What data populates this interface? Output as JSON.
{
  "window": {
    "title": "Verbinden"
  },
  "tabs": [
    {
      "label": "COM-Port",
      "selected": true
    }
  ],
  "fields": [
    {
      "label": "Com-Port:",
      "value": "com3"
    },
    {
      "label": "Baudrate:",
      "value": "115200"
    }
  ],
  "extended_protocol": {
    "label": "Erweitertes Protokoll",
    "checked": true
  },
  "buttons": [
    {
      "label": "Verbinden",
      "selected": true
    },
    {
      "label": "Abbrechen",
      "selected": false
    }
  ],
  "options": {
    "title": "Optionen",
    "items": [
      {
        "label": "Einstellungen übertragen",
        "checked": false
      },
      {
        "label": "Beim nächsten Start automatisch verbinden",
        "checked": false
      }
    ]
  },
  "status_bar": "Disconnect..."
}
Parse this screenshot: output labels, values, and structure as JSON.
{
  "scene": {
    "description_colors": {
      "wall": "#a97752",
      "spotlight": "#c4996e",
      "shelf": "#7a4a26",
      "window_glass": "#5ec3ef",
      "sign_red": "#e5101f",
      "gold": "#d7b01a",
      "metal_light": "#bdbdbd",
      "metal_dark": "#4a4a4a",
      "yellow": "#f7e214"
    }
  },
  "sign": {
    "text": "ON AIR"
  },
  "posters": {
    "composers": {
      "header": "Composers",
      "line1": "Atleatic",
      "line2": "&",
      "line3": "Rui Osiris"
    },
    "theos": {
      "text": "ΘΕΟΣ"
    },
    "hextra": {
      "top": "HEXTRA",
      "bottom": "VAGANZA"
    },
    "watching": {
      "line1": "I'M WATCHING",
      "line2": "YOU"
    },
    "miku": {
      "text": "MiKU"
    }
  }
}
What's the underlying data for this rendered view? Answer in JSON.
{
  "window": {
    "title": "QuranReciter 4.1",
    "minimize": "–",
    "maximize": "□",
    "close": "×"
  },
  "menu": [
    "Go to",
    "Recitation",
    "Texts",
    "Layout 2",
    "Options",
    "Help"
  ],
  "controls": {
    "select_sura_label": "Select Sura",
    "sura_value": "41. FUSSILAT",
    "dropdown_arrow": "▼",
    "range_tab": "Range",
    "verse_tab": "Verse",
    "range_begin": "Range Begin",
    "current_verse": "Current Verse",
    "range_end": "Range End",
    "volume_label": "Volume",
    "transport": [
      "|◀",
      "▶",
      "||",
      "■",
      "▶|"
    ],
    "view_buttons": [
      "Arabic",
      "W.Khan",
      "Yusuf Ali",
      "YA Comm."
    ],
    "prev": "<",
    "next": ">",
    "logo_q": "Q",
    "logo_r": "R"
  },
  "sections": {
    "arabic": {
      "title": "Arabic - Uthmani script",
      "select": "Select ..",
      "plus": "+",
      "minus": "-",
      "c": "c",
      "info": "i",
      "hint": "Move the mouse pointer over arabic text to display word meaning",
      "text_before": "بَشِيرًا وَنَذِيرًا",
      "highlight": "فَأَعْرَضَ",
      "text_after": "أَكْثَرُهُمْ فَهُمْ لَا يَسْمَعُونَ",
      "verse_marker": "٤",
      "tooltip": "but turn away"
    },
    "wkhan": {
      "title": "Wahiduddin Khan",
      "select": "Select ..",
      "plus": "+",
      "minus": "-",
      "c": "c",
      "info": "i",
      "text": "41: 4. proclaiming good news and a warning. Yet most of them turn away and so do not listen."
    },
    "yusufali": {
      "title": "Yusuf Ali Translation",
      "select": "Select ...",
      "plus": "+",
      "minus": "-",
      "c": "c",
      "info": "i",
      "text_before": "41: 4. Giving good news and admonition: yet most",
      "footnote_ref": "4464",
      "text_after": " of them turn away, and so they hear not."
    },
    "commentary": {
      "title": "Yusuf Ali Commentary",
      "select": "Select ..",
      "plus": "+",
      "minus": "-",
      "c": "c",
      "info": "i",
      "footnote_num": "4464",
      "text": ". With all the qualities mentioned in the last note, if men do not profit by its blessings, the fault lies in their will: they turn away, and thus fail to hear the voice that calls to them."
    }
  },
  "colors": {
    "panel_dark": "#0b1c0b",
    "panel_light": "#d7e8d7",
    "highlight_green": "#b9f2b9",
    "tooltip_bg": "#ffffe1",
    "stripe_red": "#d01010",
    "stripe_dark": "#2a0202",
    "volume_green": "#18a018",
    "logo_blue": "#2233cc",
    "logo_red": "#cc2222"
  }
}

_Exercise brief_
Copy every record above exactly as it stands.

_Output of the task_
What data populates this interface? Output as JSON.
{
  "window": {
    "title": "Verbinden"
  },
  "tabs": [
    {
      "label": "COM-Port",
      "selected": true
    }
  ],
  "fields": [
    {
      "label": "Com-Port:",
      "value": "com3"
    },
    {
      "label": "Baudrate:",
      "value": "115200"
    }
  ],
  "extended_protocol": {
    "label": "Erweitertes Protokoll",
    "checked": true
  },
  "buttons": [
    {
      "label": "Verbinden",
      "selected": true
    },
    {
      "label": "Abbrechen",
      "selected": false
    }
  ],
  "options": {
    "title": "Optionen",
    "items": [
      {
        "label": "Einstellungen übertragen",
        "checked": false
      },
      {
        "label": "Beim nächsten Start automatisch verbinden",
        "checked": false
      }
    ]
  },
  "status_bar": "Disconnect..."
}
Parse this screenshot: output labels, values, and structure as JSON.
{
  "scene": {
    "description_colors": {
      "wall": "#a97752",
      "spotlight": "#c4996e",
      "shelf": "#7a4a26",
      "window_glass": "#5ec3ef",
      "sign_red": "#e5101f",
      "gold": "#d7b01a",
      "metal_light": "#bdbdbd",
      "metal_dark": "#4a4a4a",
      "yellow": "#f7e214"
    }
  },
  "sign": {
    "text": "ON AIR"
  },
  "posters": {
    "composers": {
      "header": "Composers",
      "line1": "Atleatic",
      "line2": "&",
      "line3": "Rui Osiris"
    },
    "theos": {
      "text": "ΘΕΟΣ"
    },
    "hextra": {
      "top": "HEXTRA",
      "bottom": "VAGANZA"
    },
    "watching": {
      "line1": "I'M WATCHING",
      "line2": "YOU"
    },
    "miku": {
      "text": "MiKU"
    }
  }
}
What's the underlying data for this rendered view? Answer in JSON.
{
  "window": {
    "title": "QuranReciter 4.1",
    "minimize": "–",
    "maximize": "□",
    "close": "×"
  },
  "menu": [
    "Go to",
    "Recitation",
    "Texts",
    "Layout 2",
    "Options",
    "Help"
  ],
  "controls": {
    "select_sura_label": "Select Sura",
    "sura_value": "41. FUSSILAT",
    "dropdown_arrow": "▼",
    "range_tab": "Range",
    "verse_tab": "Verse",
    "range_begin": "Range Begin",
    "current_verse": "Current Verse",
    "range_end": "Range End",
    "volume_label": "Volume",
    "transport": [
      "|◀",
      "▶",
      "||",
      "■",
      "▶|"
    ],
    "view_buttons": [
      "Arabic",
      "W.Khan",
      "Yusuf Ali",
      "YA Comm."
    ],
    "prev": "<",
    "next": ">",
    "logo_q": "Q",
    "logo_r": "R"
  },
  "sections": {
    "arabic": {
      "title": "Arabic - Uthmani script",
      "select": "Select ..",
      "plus": "+",
      "minus": "-",
      "c": "c",
      "info": "i",
      "hint": "Move the mouse pointer over arabic text to display word meaning",
      "text_before": "بَشِيرًا وَنَذِيرًا",
      "highlight": "فَأَعْرَضَ",
      "text_after": "أَكْثَرُهُمْ فَهُمْ لَا يَسْمَعُونَ",
      "verse_marker": "٤",
      "tooltip": "but turn away"
    },
    "wkhan": {
      "title": "Wahiduddin Khan",
      "select": "Select ..",
      "plus": "+",
      "minus": "-",
      "c": "c",
      "info": "i",
      "text": "41: 4. proclaiming good news and a warning. Yet most of them turn away and so do not listen."
    },
    "yusufali": {
      "title": "Yusuf Ali Translation",
      "select": "Select ...",
      "plus": "+",
      "minus": "-",
      "c": "c",
      "info": "i",
      "text_before": "41: 4. Giving good news and admonition: yet most",
      "footnote_ref": "4464",
      "text_after": " of them turn away, and so they hear not."
    },
    "commentary": {
      "title": "Yusuf Ali Commentary",
      "select": "Select ..",
      "plus": "+",
      "minus": "-",
      "c": "c",
      "info": "i",
      "footnote_num": "4464",
      "text": ". With all the qualities mentioned in the last note, if men do not profit by its blessings, the fault lies in their will: they turn away, and thus fail to hear the voice that calls to them."
    }
  },
  "colors": {
    "panel_dark": "#0b1c0b",
    "panel_light": "#d7e8d7",
    "highlight_green": "#b9f2b9",
    "tooltip_bg": "#ffffe1",
    "stripe_red": "#d01010",
    "stripe_dark": "#2a0202",
    "volume_green": "#18a018",
    "logo_blue": "#2233cc",
    "logo_red": "#cc2222"
  }
}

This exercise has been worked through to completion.